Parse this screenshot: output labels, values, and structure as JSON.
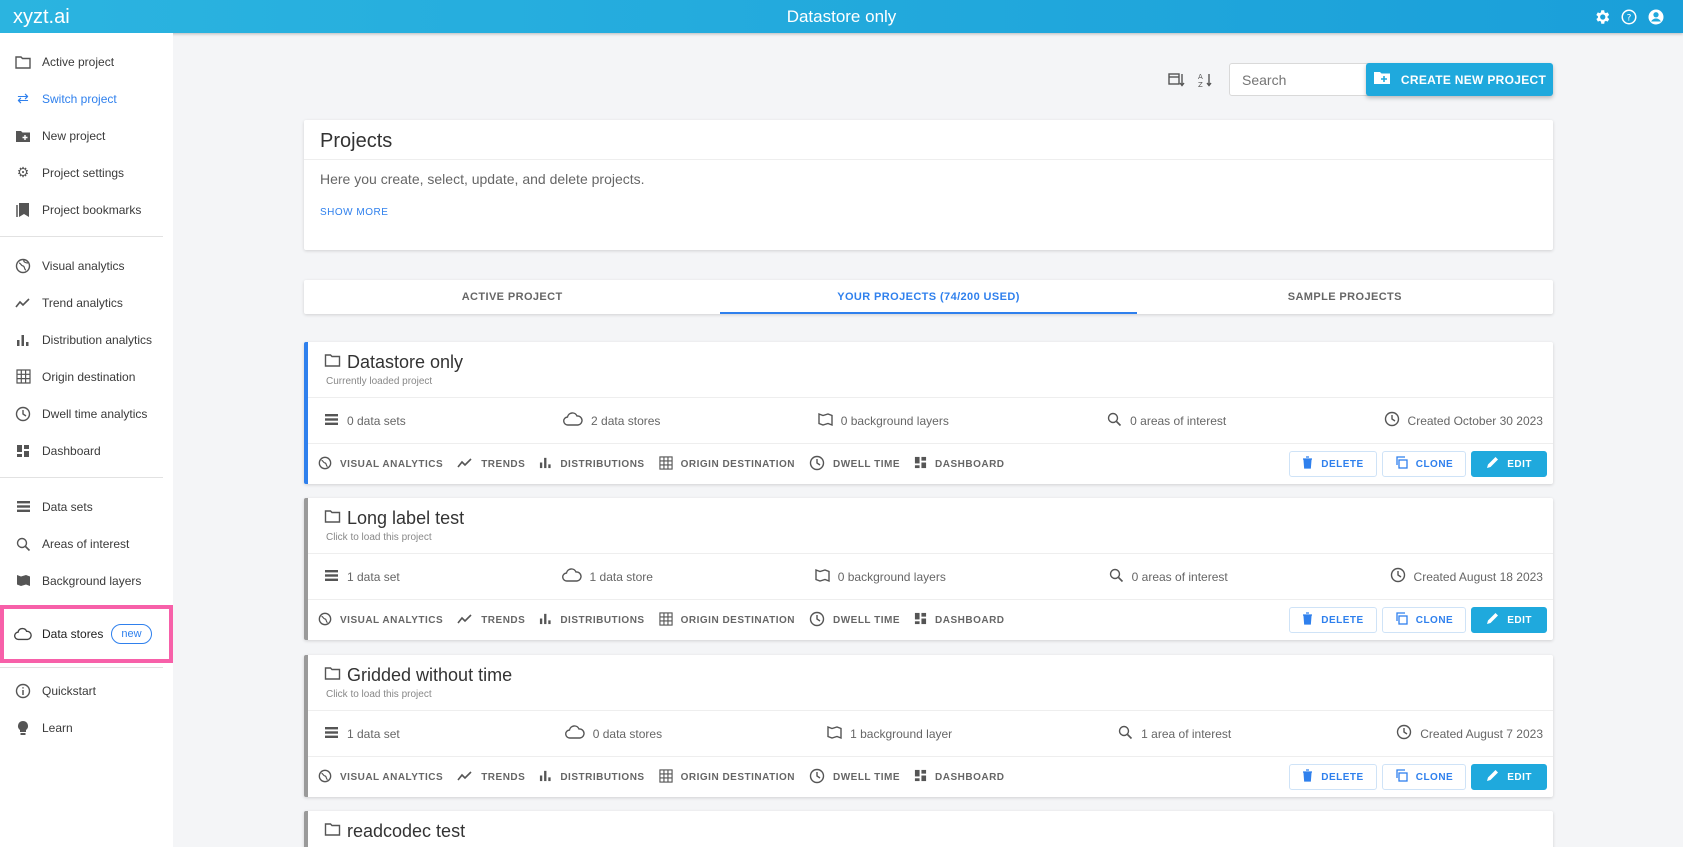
{
  "app": {
    "brand": "xyzt.ai",
    "title": "Datastore only",
    "header_icons": [
      "gear-icon",
      "help-icon",
      "account-icon"
    ]
  },
  "sidebar": {
    "groups": [
      [
        {
          "label": "Active project",
          "icon": "folder-icon"
        },
        {
          "label": "Switch project",
          "icon": "swap-icon",
          "active": true
        },
        {
          "label": "New project",
          "icon": "new-folder-icon"
        },
        {
          "label": "Project settings",
          "icon": "gear-icon"
        },
        {
          "label": "Project bookmarks",
          "icon": "bookmarks-icon"
        }
      ],
      [
        {
          "label": "Visual analytics",
          "icon": "globe-icon"
        },
        {
          "label": "Trend analytics",
          "icon": "trend-icon"
        },
        {
          "label": "Distribution analytics",
          "icon": "bar-chart-icon"
        },
        {
          "label": "Origin destination",
          "icon": "grid-icon"
        },
        {
          "label": "Dwell time analytics",
          "icon": "clock-icon"
        },
        {
          "label": "Dashboard",
          "icon": "dashboard-icon"
        }
      ],
      [
        {
          "label": "Data sets",
          "icon": "list-icon"
        },
        {
          "label": "Areas of interest",
          "icon": "area-search-icon"
        },
        {
          "label": "Background layers",
          "icon": "map-icon"
        },
        {
          "label": "Data stores",
          "icon": "cloud-icon",
          "badge": "new",
          "highlighted": true
        }
      ],
      [
        {
          "label": "Quickstart",
          "icon": "info-icon"
        },
        {
          "label": "Learn",
          "icon": "bulb-icon"
        }
      ]
    ]
  },
  "toolbar": {
    "search_placeholder": "Search",
    "create_label": "CREATE NEW PROJECT"
  },
  "intro": {
    "title": "Projects",
    "description": "Here you create, select, update, and delete projects.",
    "more_label": "SHOW MORE"
  },
  "tabs": [
    {
      "label": "ACTIVE PROJECT"
    },
    {
      "label": "YOUR PROJECTS (74/200 USED)",
      "selected": true
    },
    {
      "label": "SAMPLE PROJECTS"
    }
  ],
  "feature_chips": [
    "VISUAL ANALYTICS",
    "TRENDS",
    "DISTRIBUTIONS",
    "ORIGIN DESTINATION",
    "DWELL TIME",
    "DASHBOARD"
  ],
  "action_labels": {
    "delete": "DELETE",
    "clone": "CLONE",
    "edit": "EDIT"
  },
  "projects": [
    {
      "name": "Datastore only",
      "subtitle": "Currently loaded project",
      "current": true,
      "datasets": "0 data sets",
      "datastores": "2 data stores",
      "layers": "0 background layers",
      "areas": "0 areas of interest",
      "created": "Created October 30 2023"
    },
    {
      "name": "Long label test",
      "subtitle": "Click to load this project",
      "datasets": "1 data set",
      "datastores": "1 data store",
      "layers": "0 background layers",
      "areas": "0 areas of interest",
      "created": "Created August 18 2023"
    },
    {
      "name": "Gridded without time",
      "subtitle": "Click to load this project",
      "datasets": "1 data set",
      "datastores": "0 data stores",
      "layers": "1 background layer",
      "areas": "1 area of interest",
      "created": "Created August 7 2023"
    },
    {
      "name": "readcodec test"
    }
  ]
}
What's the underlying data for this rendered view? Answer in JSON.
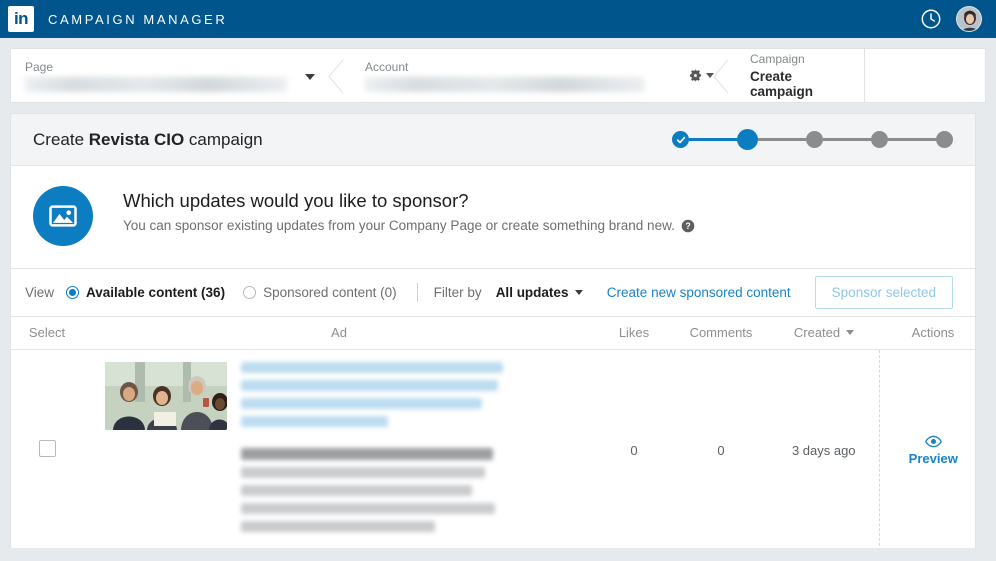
{
  "appbar": {
    "logo_text": "in",
    "title": "CAMPAIGN MANAGER",
    "clock_icon": "clock-icon",
    "avatar_icon": "user-avatar"
  },
  "breadcrumb": {
    "page": {
      "label": "Page",
      "value": "",
      "redacted": true,
      "caret_icon": "chevron-down-icon"
    },
    "account": {
      "label": "Account",
      "value": "",
      "redacted": true,
      "gear_icon": "gear-icon"
    },
    "campaign": {
      "label": "Campaign",
      "value": "Create campaign"
    }
  },
  "card_header": {
    "title_prefix": "Create ",
    "title_brand": "Revista CIO",
    "title_suffix": " campaign",
    "steps": [
      {
        "state": "done",
        "icon": "check-icon"
      },
      {
        "state": "active"
      },
      {
        "state": "pending"
      },
      {
        "state": "pending"
      },
      {
        "state": "pending"
      }
    ]
  },
  "prompt": {
    "icon": "image-icon",
    "heading": "Which updates would you like to sponsor?",
    "subtext": "You can sponsor existing updates from your Company Page or create something brand new.",
    "help_icon": "help-circle-icon"
  },
  "toolbar": {
    "view_label": "View",
    "options": [
      {
        "label": "Available content (36)",
        "selected": true
      },
      {
        "label": "Sponsored content (0)",
        "selected": false
      }
    ],
    "filter_label": "Filter by",
    "filter_value": "All updates",
    "filter_caret_icon": "chevron-down-icon",
    "create_link": "Create new sponsored content",
    "sponsor_button": "Sponsor selected",
    "sponsor_button_disabled": true
  },
  "table": {
    "columns": [
      "Select",
      "Ad",
      "Likes",
      "Comments",
      "Created",
      "Actions"
    ],
    "sort_column": "Created",
    "rows": [
      {
        "selected": false,
        "thumbnail": "business-people-photo",
        "link_text_redacted": true,
        "title_redacted": true,
        "body_redacted": true,
        "likes": "0",
        "comments": "0",
        "created": "3 days ago",
        "action_label": "Preview",
        "action_icon": "eye-icon"
      }
    ]
  },
  "colors": {
    "brand_header": "#00558c",
    "accent_blue": "#0b7dc0",
    "link_blue": "#1a83c7",
    "page_bg": "#e7eaec",
    "step_inactive": "#8c8c8c"
  }
}
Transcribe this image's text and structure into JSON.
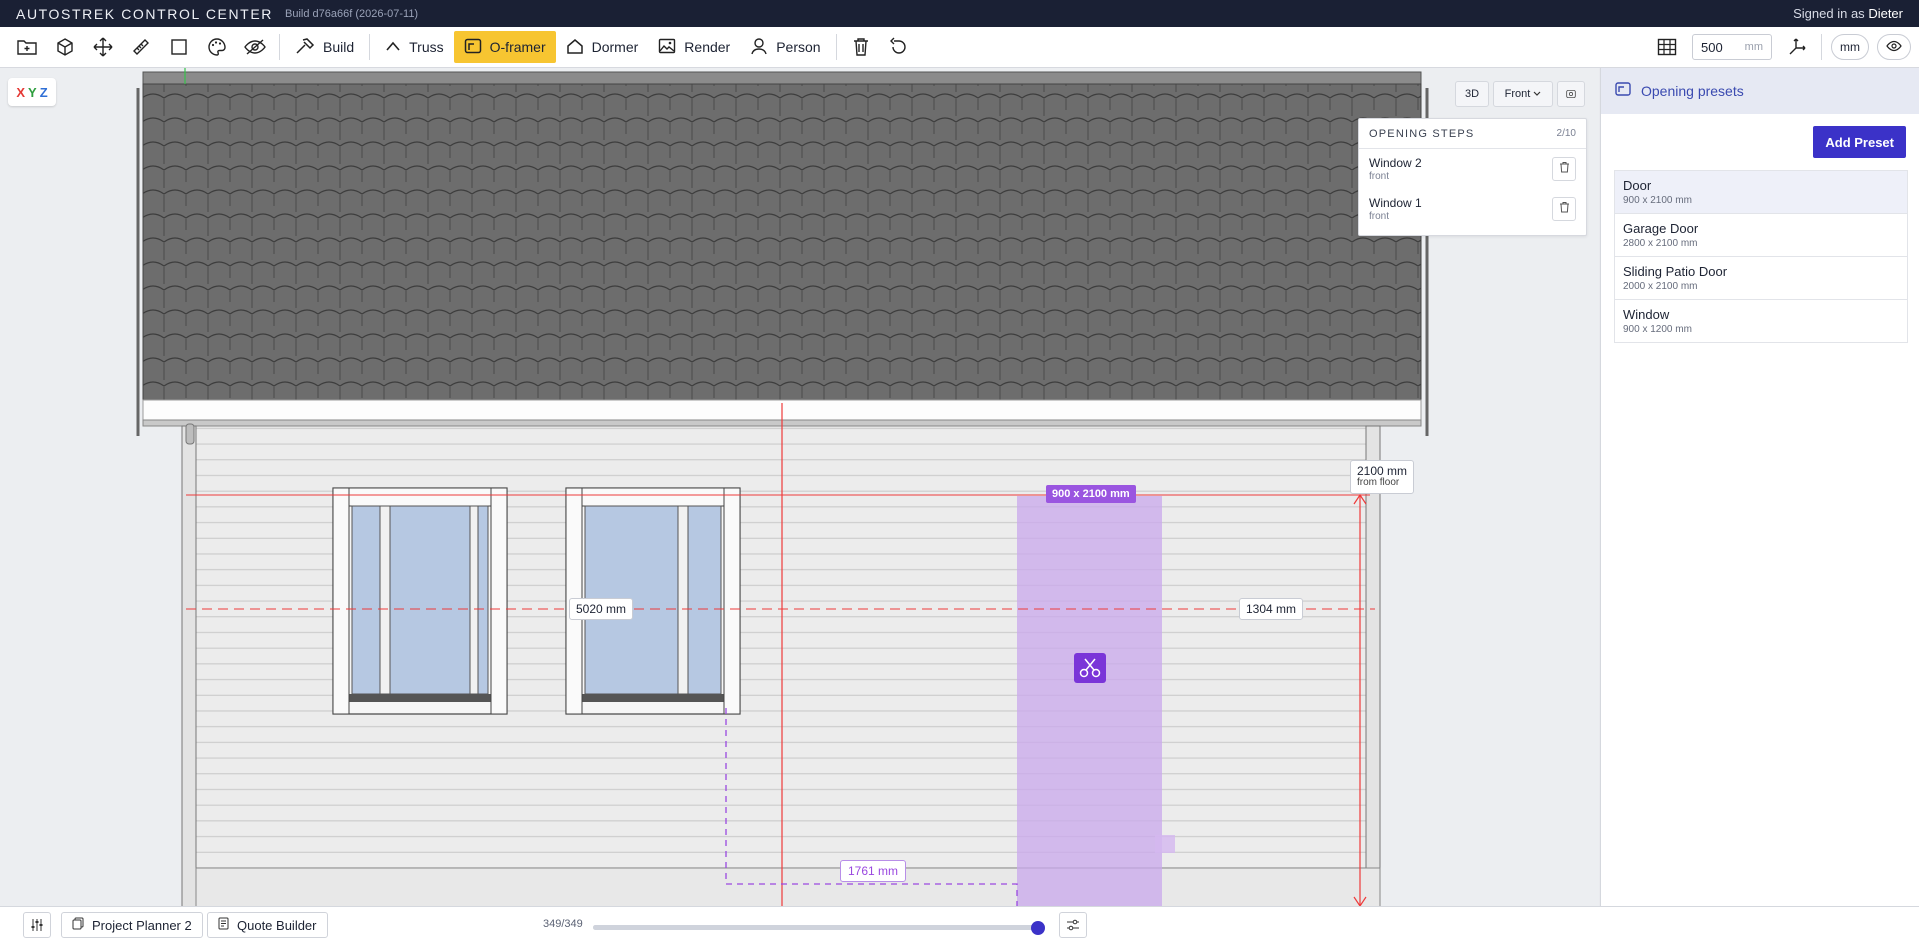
{
  "topbar": {
    "title": "AUTOSTREK CONTROL CENTER",
    "build": "Build d76a66f (2026-07-11)",
    "signed_in_prefix": "Signed in as",
    "user": "Dieter"
  },
  "toolbar": {
    "tools": [
      {
        "name": "Build",
        "icon": "hammer-icon",
        "active": false
      },
      {
        "name": "Truss",
        "icon": "caret-up-icon",
        "active": false
      },
      {
        "name": "O-framer",
        "icon": "frame-icon",
        "active": true
      },
      {
        "name": "Dormer",
        "icon": "house-icon",
        "active": false
      },
      {
        "name": "Render",
        "icon": "image-icon",
        "active": false
      },
      {
        "name": "Person",
        "icon": "person-icon",
        "active": false
      }
    ],
    "grid_value": "500",
    "grid_unit": "mm",
    "unit_toggle": "mm"
  },
  "canvas": {
    "axes": [
      "X",
      "Y",
      "Z"
    ],
    "axis_colors": [
      "#e53935",
      "#2e9e3e",
      "#2f6fd6"
    ],
    "view_mode": "3D",
    "view_dir": "Front",
    "dims": {
      "height_from_floor": "2100 mm",
      "height_from_floor_sub": "from floor",
      "left_offset": "5020 mm",
      "right_offset": "1304 mm",
      "bottom_offset": "1761 mm",
      "preset_size": "900 x 2100 mm"
    }
  },
  "opening_steps": {
    "title": "OPENING STEPS",
    "count": "2/10",
    "items": [
      {
        "name": "Window 2",
        "side": "front"
      },
      {
        "name": "Window 1",
        "side": "front"
      }
    ]
  },
  "presets_panel": {
    "title": "Opening presets",
    "add_label": "Add Preset",
    "items": [
      {
        "name": "Door",
        "size": "900 x 2100 mm",
        "selected": true
      },
      {
        "name": "Garage Door",
        "size": "2800 x 2100 mm",
        "selected": false
      },
      {
        "name": "Sliding Patio Door",
        "size": "2000 x 2100 mm",
        "selected": false
      },
      {
        "name": "Window",
        "size": "900 x 1200 mm",
        "selected": false
      }
    ]
  },
  "bottombar": {
    "tabs": [
      "Project Planner 2",
      "Quote Builder"
    ],
    "counter": "349/349",
    "progress": 1.0
  }
}
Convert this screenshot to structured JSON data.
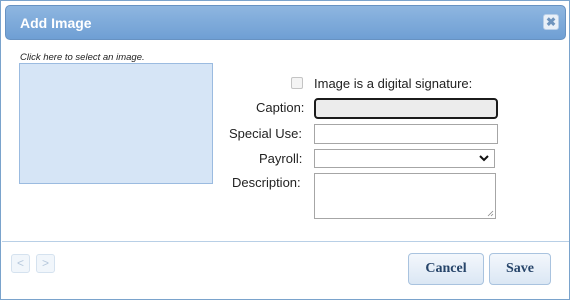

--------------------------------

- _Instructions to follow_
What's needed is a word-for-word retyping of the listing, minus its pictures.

- _Response_
Parse this screenshot: output labels, values, and structure as JSON.
{
  "app": {
    "brand": "xyzt.ai",
    "title": "Datastore only",
    "header_icons": [
      "gear-icon",
      "help-icon",
      "account-icon"
    ]
  },
  "sidebar": {
    "groups": [
      [
        {
          "label": "Active project",
          "icon": "folder-icon"
        },
        {
          "label": "Switch project",
          "icon": "swap-icon",
          "active": true
        },
        {
          "label": "New project",
          "icon": "new-folder-icon"
        },
        {
          "label": "Project settings",
          "icon": "gear-icon"
        },
        {
          "label": "Project bookmarks",
          "icon": "bookmarks-icon"
        }
      ],
      [
        {
          "label": "Visual analytics",
          "icon": "globe-icon"
        },
        {
          "label": "Trend analytics",
          "icon": "trend-icon"
        },
        {
          "label": "Distribution analytics",
          "icon": "bar-chart-icon"
        },
        {
          "label": "Origin destination",
          "icon": "grid-icon"
        },
        {
          "label": "Dwell time analytics",
          "icon": "clock-icon"
        },
        {
          "label": "Dashboard",
          "icon": "dashboard-icon"
        }
      ],
      [
        {
          "label": "Data sets",
          "icon": "list-icon"
        },
        {
          "label": "Areas of interest",
          "icon": "area-search-icon"
        },
        {
          "label": "Background layers",
          "icon": "map-icon"
        },
        {
          "label": "Data stores",
          "icon": "cloud-icon",
          "badge": "new",
          "highlighted": true
        }
      ],
      [
        {
          "label": "Quickstart",
          "icon": "info-icon"
        },
        {
          "label": "Learn",
          "icon": "bulb-icon"
        }
      ]
    ]
  },
  "toolbar": {
    "search_placeholder": "Search",
    "create_label": "CREATE NEW PROJECT"
  },
  "intro": {
    "title": "Projects",
    "description": "Here you create, select, update, and delete projects.",
    "more_label": "SHOW MORE"
  },
  "tabs": [
    {
      "label": "ACTIVE PROJECT"
    },
    {
      "label": "YOUR PROJECTS (74/200 USED)",
      "selected": true
    },
    {
      "label": "SAMPLE PROJECTS"
    }
  ],
  "feature_chips": [
    "VISUAL ANALYTICS",
    "TRENDS",
    "DISTRIBUTIONS",
    "ORIGIN DESTINATION",
    "DWELL TIME",
    "DASHBOARD"
  ],
  "action_labels": {
    "delete": "DELETE",
    "clone": "CLONE",
    "edit": "EDIT"
  },
  "projects": [
    {
      "name": "Datastore only",
      "subtitle": "Currently loaded project",
      "current": true,
      "datasets": "0 data sets",
      "datastores": "2 data stores",
      "layers": "0 background layers",
      "areas": "0 areas of interest",
      "created": "Created October 30 2023"
    },
    {
      "name": "Long label test",
      "subtitle": "Click to load this project",
      "datasets": "1 data set",
      "datastores": "1 data store",
      "layers": "0 background layers",
      "areas": "0 areas of interest",
      "created": "Created August 18 2023"
    },
    {
      "name": "Gridded without time",
      "subtitle": "Click to load this project",
      "datasets": "1 data set",
      "datastores": "0 data stores",
      "layers": "1 background layer",
      "areas": "1 area of interest",
      "created": "Created August 7 2023"
    },
    {
      "name": "readcodec test"
    }
  ]
}
What's the underlying data for this rendered view? Answer in JSON.
{
  "appbar": {
    "logo_text": "in",
    "title": "CAMPAIGN MANAGER",
    "clock_icon": "clock-icon",
    "avatar_icon": "user-avatar"
  },
  "breadcrumb": {
    "page": {
      "label": "Page",
      "value": "",
      "redacted": true,
      "caret_icon": "chevron-down-icon"
    },
    "account": {
      "label": "Account",
      "value": "",
      "redacted": true,
      "gear_icon": "gear-icon"
    },
    "campaign": {
      "label": "Campaign",
      "value": "Create campaign"
    }
  },
  "card_header": {
    "title_prefix": "Create ",
    "title_brand": "Revista CIO",
    "title_suffix": " campaign",
    "steps": [
      {
        "state": "done",
        "icon": "check-icon"
      },
      {
        "state": "active"
      },
      {
        "state": "pending"
      },
      {
        "state": "pending"
      },
      {
        "state": "pending"
      }
    ]
  },
  "prompt": {
    "icon": "image-icon",
    "heading": "Which updates would you like to sponsor?",
    "subtext": "You can sponsor existing updates from your Company Page or create something brand new.",
    "help_icon": "help-circle-icon"
  },
  "toolbar": {
    "view_label": "View",
    "options": [
      {
        "label": "Available content (36)",
        "selected": true
      },
      {
        "label": "Sponsored content (0)",
        "selected": false
      }
    ],
    "filter_label": "Filter by",
    "filter_value": "All updates",
    "filter_caret_icon": "chevron-down-icon",
    "create_link": "Create new sponsored content",
    "sponsor_button": "Sponsor selected",
    "sponsor_button_disabled": true
  },
  "table": {
    "columns": [
      "Select",
      "Ad",
      "Likes",
      "Comments",
      "Created",
      "Actions"
    ],
    "sort_column": "Created",
    "rows": [
      {
        "selected": false,
        "thumbnail": "business-people-photo",
        "link_text_redacted": true,
        "title_redacted": true,
        "body_redacted": true,
        "likes": "0",
        "comments": "0",
        "created": "3 days ago",
        "action_label": "Preview",
        "action_icon": "eye-icon"
      }
    ]
  },
  "colors": {
    "brand_header": "#00558c",
    "accent_blue": "#0b7dc0",
    "link_blue": "#1a83c7",
    "page_bg": "#e7eaec",
    "step_inactive": "#8c8c8c"
  }
}
Transcribe this image's text and structure into JSON.
{
  "topbar": {
    "title": "AUTOSTREK CONTROL CENTER",
    "build": "Build d76a66f (2026-07-11)",
    "signed_in_prefix": "Signed in as",
    "user": "Dieter"
  },
  "toolbar": {
    "tools": [
      {
        "name": "Build",
        "icon": "hammer-icon",
        "active": false
      },
      {
        "name": "Truss",
        "icon": "caret-up-icon",
        "active": false
      },
      {
        "name": "O-framer",
        "icon": "frame-icon",
        "active": true
      },
      {
        "name": "Dormer",
        "icon": "house-icon",
        "active": false
      },
      {
        "name": "Render",
        "icon": "image-icon",
        "active": false
      },
      {
        "name": "Person",
        "icon": "person-icon",
        "active": false
      }
    ],
    "grid_value": "500",
    "grid_unit": "mm",
    "unit_toggle": "mm"
  },
  "canvas": {
    "axes": [
      "X",
      "Y",
      "Z"
    ],
    "axis_colors": [
      "#e53935",
      "#2e9e3e",
      "#2f6fd6"
    ],
    "view_mode": "3D",
    "view_dir": "Front",
    "dims": {
      "height_from_floor": "2100 mm",
      "height_from_floor_sub": "from floor",
      "left_offset": "5020 mm",
      "right_offset": "1304 mm",
      "bottom_offset": "1761 mm",
      "preset_size": "900 x 2100 mm"
    }
  },
  "opening_steps": {
    "title": "OPENING STEPS",
    "count": "2/10",
    "items": [
      {
        "name": "Window 2",
        "side": "front"
      },
      {
        "name": "Window 1",
        "side": "front"
      }
    ]
  },
  "presets_panel": {
    "title": "Opening presets",
    "add_label": "Add Preset",
    "items": [
      {
        "name": "Door",
        "size": "900 x 2100 mm",
        "selected": true
      },
      {
        "name": "Garage Door",
        "size": "2800 x 2100 mm",
        "selected": false
      },
      {
        "name": "Sliding Patio Door",
        "size": "2000 x 2100 mm",
        "selected": false
      },
      {
        "name": "Window",
        "size": "900 x 1200 mm",
        "selected": false
      }
    ]
  },
  "bottombar": {
    "tabs": [
      "Project Planner 2",
      "Quote Builder"
    ],
    "counter": "349/349",
    "progress": 1.0
  }
}
Convert this screenshot to structured JSON data.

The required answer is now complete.